I regularly visited London for my work with the exam board but when I met David I saw new parts of the city and had the opportunity to view it from a different perspective. To see the back routes, shortcuts and alleys, only known to those who have walked a city's streets many times, is always a privilege. It was exciting to go off the main roads and routes and see some of the hidden art, fascinating buildings and surprise gems in the forms of quirky pubs and restaurants in unexpected places. It reminded me once again of what it was about That London that I had been fascinated by all those years ago.

Living as I do now, just 45 minutes away from the centre of the city, I visit remarkably rarely, really. I've recently taken the students from my current
A picnic in St. James' Park with friends in 2011.
college on trips to Central London and the frantic nature of the transport, streets and public spaces was irritating and un-nerving. However, I have also had times on my own, with David and with friends that have been simply marvellous. It is a city that is so many different things, crammed so closely together that it can never fail to be exciting, surprising and vibrant and that is one of the many reasons why I still love it.

5 of my favourite places in London:
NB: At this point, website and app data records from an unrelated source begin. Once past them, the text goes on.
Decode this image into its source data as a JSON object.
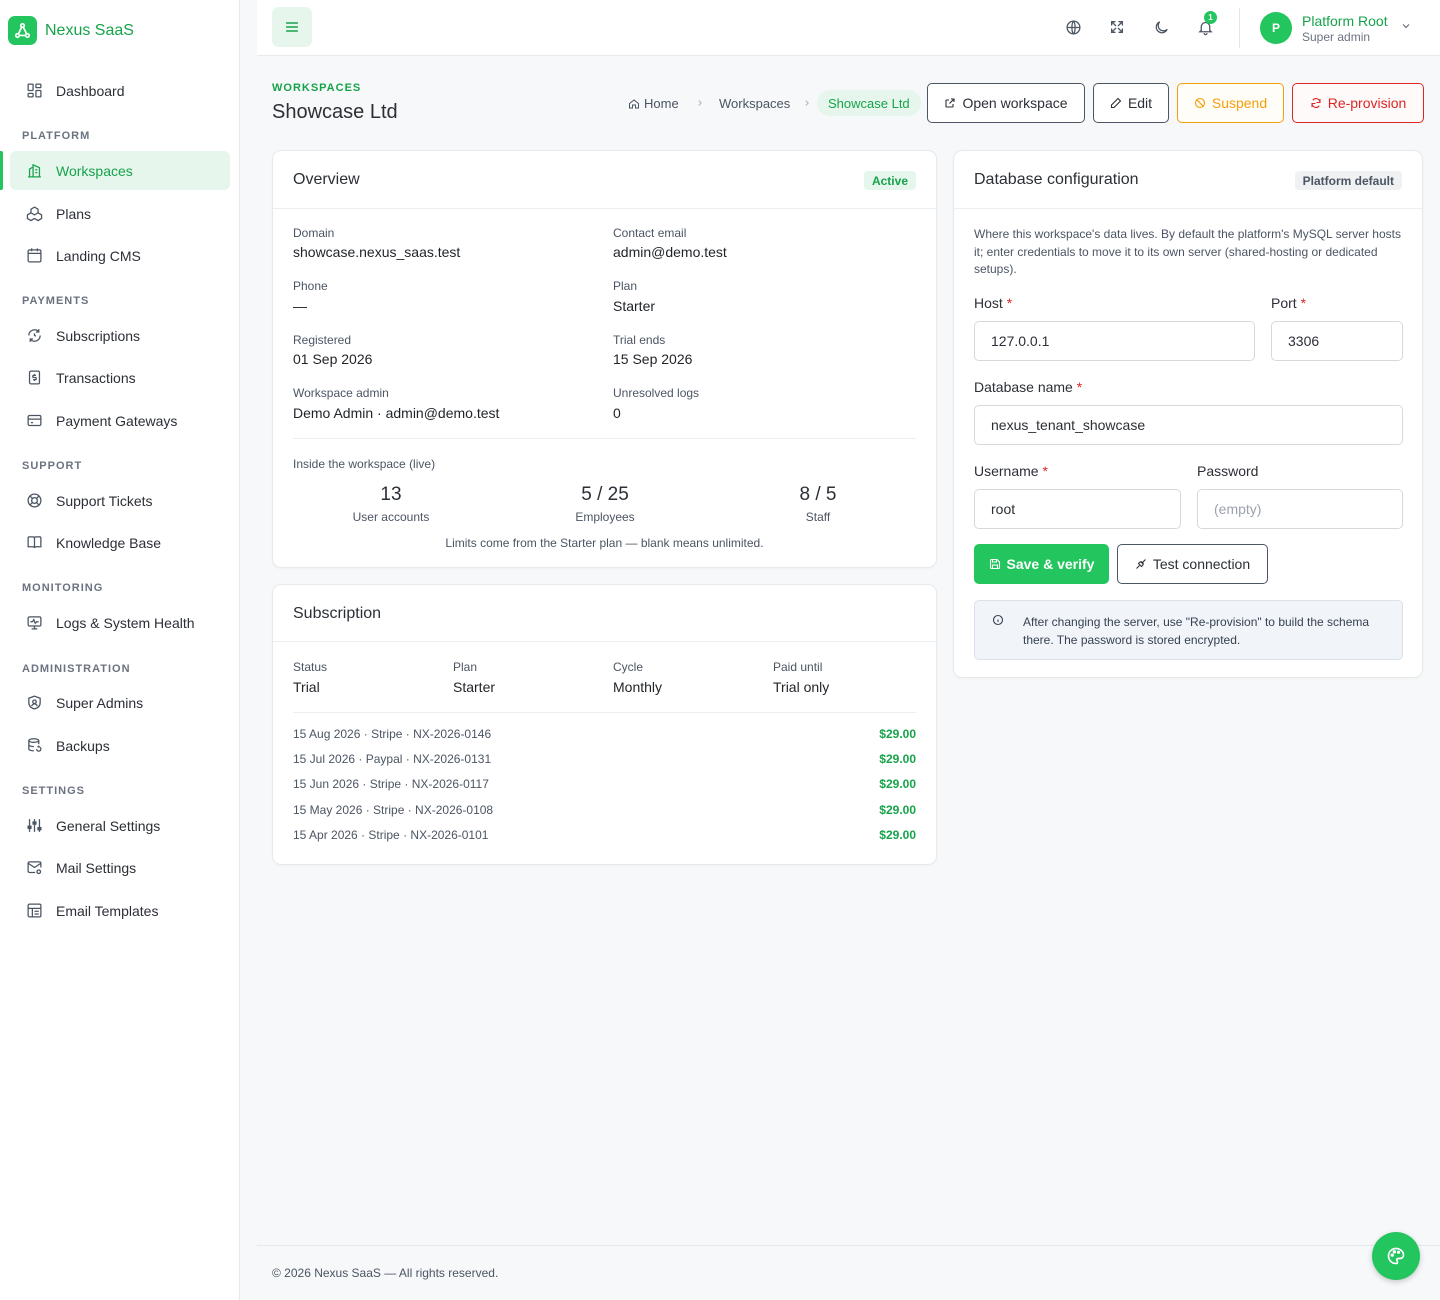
{
  "app": {
    "name": "Nexus SaaS",
    "logo_icon": "nexus-logo-icon"
  },
  "sidebar": {
    "sections": [
      "PLATFORM",
      "PAYMENTS",
      "SUPPORT",
      "MONITORING",
      "ADMINISTRATION",
      "SETTINGS"
    ],
    "items": [
      {
        "label": "Dashboard",
        "icon": "dashboard-icon"
      },
      {
        "label": "Workspaces",
        "icon": "workspaces-icon",
        "active": true
      },
      {
        "label": "Plans",
        "icon": "plans-icon"
      },
      {
        "label": "Landing CMS",
        "icon": "landing-cms-icon"
      },
      {
        "label": "Subscriptions",
        "icon": "subscriptions-icon"
      },
      {
        "label": "Transactions",
        "icon": "transactions-icon"
      },
      {
        "label": "Payment Gateways",
        "icon": "payment-gateways-icon"
      },
      {
        "label": "Support Tickets",
        "icon": "support-tickets-icon"
      },
      {
        "label": "Knowledge Base",
        "icon": "knowledge-base-icon"
      },
      {
        "label": "Logs & System Health",
        "icon": "logs-icon"
      },
      {
        "label": "Super Admins",
        "icon": "super-admins-icon"
      },
      {
        "label": "Backups",
        "icon": "backups-icon"
      },
      {
        "label": "General Settings",
        "icon": "general-settings-icon"
      },
      {
        "label": "Mail Settings",
        "icon": "mail-settings-icon"
      },
      {
        "label": "Email Templates",
        "icon": "email-templates-icon"
      }
    ]
  },
  "topbar": {
    "notification_count": "1",
    "user": {
      "initial": "P",
      "name": "Platform Root",
      "role": "Super admin"
    }
  },
  "page": {
    "eyebrow": "WORKSPACES",
    "title": "Showcase Ltd",
    "breadcrumb": [
      "Home",
      "Workspaces",
      "Showcase Ltd"
    ],
    "actions": {
      "open": "Open workspace",
      "edit": "Edit",
      "suspend": "Suspend",
      "reprovision": "Re-provision"
    }
  },
  "overview": {
    "title": "Overview",
    "status": "Active",
    "fields": [
      {
        "label": "Domain",
        "value": "showcase.nexus_saas.test"
      },
      {
        "label": "Contact email",
        "value": "admin@demo.test"
      },
      {
        "label": "Phone",
        "value": "—"
      },
      {
        "label": "Plan",
        "value": "Starter"
      },
      {
        "label": "Registered",
        "value": "01 Sep 2026"
      },
      {
        "label": "Trial ends",
        "value": "15 Sep 2026"
      },
      {
        "label": "Workspace admin",
        "value": "Demo Admin · admin@demo.test"
      },
      {
        "label": "Unresolved logs",
        "value": "0"
      }
    ],
    "live_title": "Inside the workspace (live)",
    "stats": [
      {
        "value": "13",
        "label": "User accounts"
      },
      {
        "value": "5 / 25",
        "label": "Employees"
      },
      {
        "value": "8 / 5",
        "label": "Staff"
      }
    ],
    "note": "Limits come from the Starter plan — blank means unlimited."
  },
  "subscription": {
    "title": "Subscription",
    "fields": [
      {
        "label": "Status",
        "value": "Trial"
      },
      {
        "label": "Plan",
        "value": "Starter"
      },
      {
        "label": "Cycle",
        "value": "Monthly"
      },
      {
        "label": "Paid until",
        "value": "Trial only"
      }
    ],
    "payments": [
      {
        "desc": "15 Aug 2026 · Stripe · NX-2026-0146",
        "amount": "$29.00"
      },
      {
        "desc": "15 Jul 2026 · Paypal · NX-2026-0131",
        "amount": "$29.00"
      },
      {
        "desc": "15 Jun 2026 · Stripe · NX-2026-0117",
        "amount": "$29.00"
      },
      {
        "desc": "15 May 2026 · Stripe · NX-2026-0108",
        "amount": "$29.00"
      },
      {
        "desc": "15 Apr 2026 · Stripe · NX-2026-0101",
        "amount": "$29.00"
      }
    ]
  },
  "database": {
    "title": "Database configuration",
    "badge": "Platform default",
    "description": "Where this workspace's data lives. By default the platform's MySQL server hosts it; enter credentials to move it to its own server (shared-hosting or dedicated setups).",
    "host_label": "Host",
    "host_value": "127.0.0.1",
    "port_label": "Port",
    "port_value": "3306",
    "dbname_label": "Database name",
    "dbname_value": "nexus_tenant_showcase",
    "username_label": "Username",
    "username_value": "root",
    "password_label": "Password",
    "password_placeholder": "(empty)",
    "save_label": "Save & verify",
    "test_label": "Test connection",
    "info": "After changing the server, use \"Re-provision\" to build the schema there. The password is stored encrypted."
  },
  "footer": {
    "text": "© 2026 Nexus SaaS — All rights reserved."
  },
  "colors": {
    "accent": "#22c55e",
    "accent_dark": "#16a34a",
    "warning": "#f59e0b",
    "danger": "#dc2626"
  }
}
1. Russell Square Gardens, for its outdoor cafe, beautiful fountains and wonderful lawns. David and I shared a lovely afternoon sunbathing there on one of my first visits to London to see him and my friend Moira and I had afternoon tea there on her last visit to the city.

2. The Chandos, for its air of excitement on a Saturday evening and the good beer! A real find of a pub, not far from Leicester Square, it serves Sam Smith's beer - a treat from the North, at a reasonable price. I arranged David's surprise 30th birthday party here in 2011.

3. The Tate Modern, for its inspiration. Not a shocking or unusual choice, but every time I go there I am inspired or excited by something I see. Most memorably for me was Miroslaw Balka's How It Is, one of the annual installations in the Turbine Hall. Stepping inside this void space was both frightening and exciting and really stayed with me.

4. Highgate Village, for its charm and serendipity. David appeared in a play in Highgate in 2011 and I had some time to kill whilst he prepared for the show that evening. I spent a lovely afternoon reading a book I had just purchased - Her Fearful Symmetry by Audrey Niffenegger - which happened to be set in Highgate itself. It was wonderful sitting in a cafe, looking up to see the very landscape being described in the book itself.

5. The Dove, Hammersmith - for its view of the river. Near to Kelmscott House, where William Morris lived in his later years, this gem of a pub has a wonderful dining area that looks out over the river. I spent a memorable sunny afternoon there, again with a book, whilst waiting for one of David's performances to begin. Beautiful and serene and a world away from the hectic city.


  1. I still dream of going to London! I wanted to be the Queen of England when I was little. I will keep your list in mind if I ever make it there :)

  2. I heartily recommend it - it is as much fun out of the usual tourist season, if you can stand a little rain! :0)

  3. I will be spending the summer months in London and will be sure to visit each place on your list. I know you have great taste! It always seems to match mine. ;) Jennifer a.k.a Urban Gyspy Girl

    1. Ooh - let me know what you think of them if you do. It is a city with so much to see and do, isn't it? x